“Importance of the hidden” is a research paper that investigates the importance of arrival infrastructures in ‘arrival areas’ that emerged due to the complexity of social and cultural multilayering that play a crucial part in newcomers’ adaptation process. Newham, an East London borough with the highest concentration of incoming migrants across the city, had been chosen as a critical study for an in-depth investigation.
Immigration as a process is a very challenging and stressful period in one’s life and not everyone migrating can make it through and get a hold of a new life. The presence of chance encounters, arrival brokers, and people of help provides that emotional and mental support and care that is much needed, especially when your loved ones are thousands of miles away.

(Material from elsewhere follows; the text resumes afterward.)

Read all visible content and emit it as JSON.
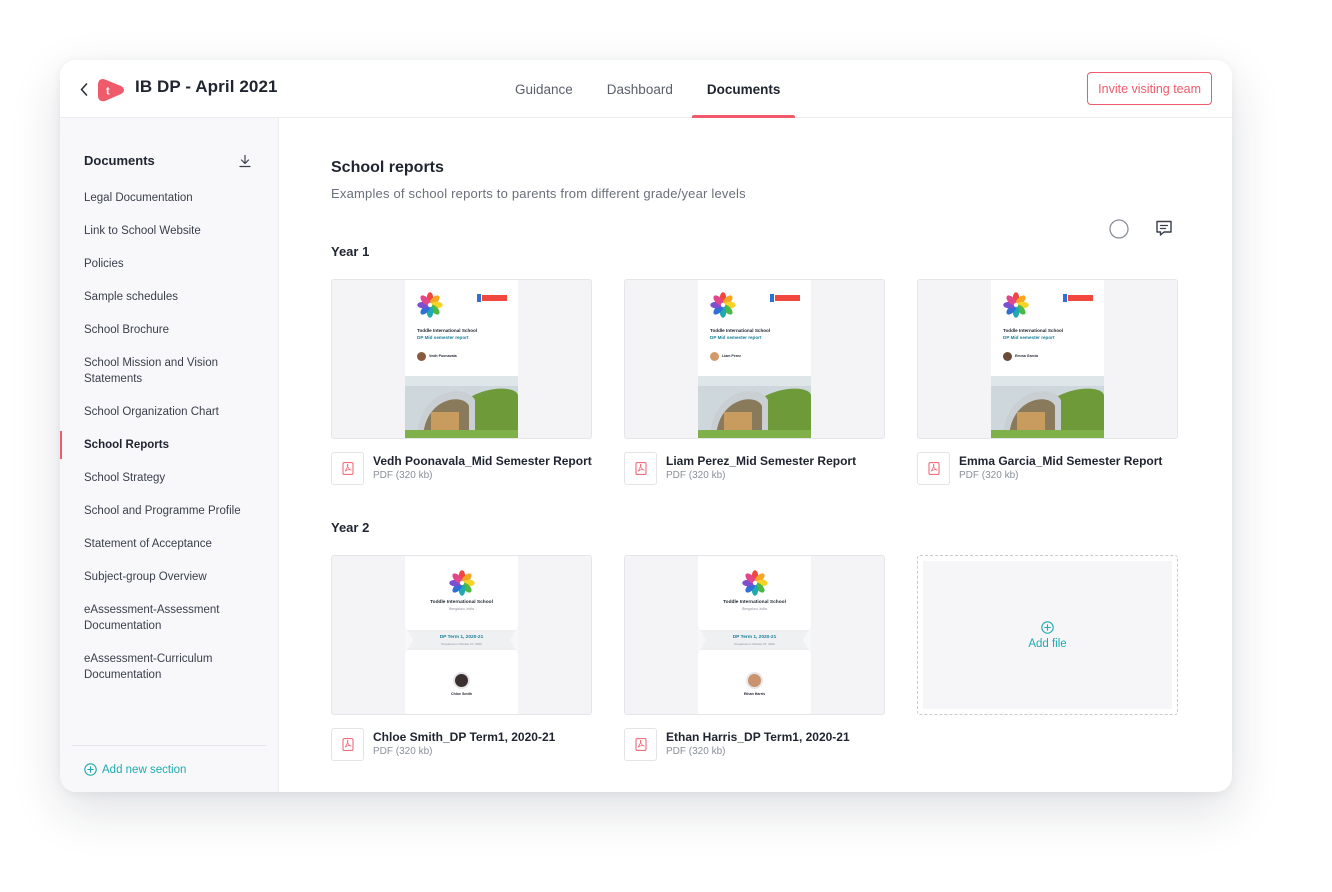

Amongst various research methods carried out in the process, the project looks deeply into the interviews conducted as part of the ongoing research by the Arrival Infrastructures and Migrant Newcomers in European Cities (AIMEC) project.
The real-life experiences and struggles of the newcomers laid out the foundation for this project and the development of the architectural illustrations. The drawings showcase real-life buildings located in Newham: Stratford Library and a local shop located by the East Ham station; they are both perceived as arrival infrastructures where ‘fluid’ connections are born.
The potential of these informal infrastructures lies in providing more information about public services through libraries, schools, shops, language centres or places of religion and identifying the main arrival trajectories of newcomers, thus making the distribution of information more effective.
Despite the presence of transnational networks and support connections, as well as an abundance of digital information, the reality of migration and settlement is still tied to a physical place and shaped by the existence of people, buildings and urban spaces where new forms of cultural diversity can be formed and promoted.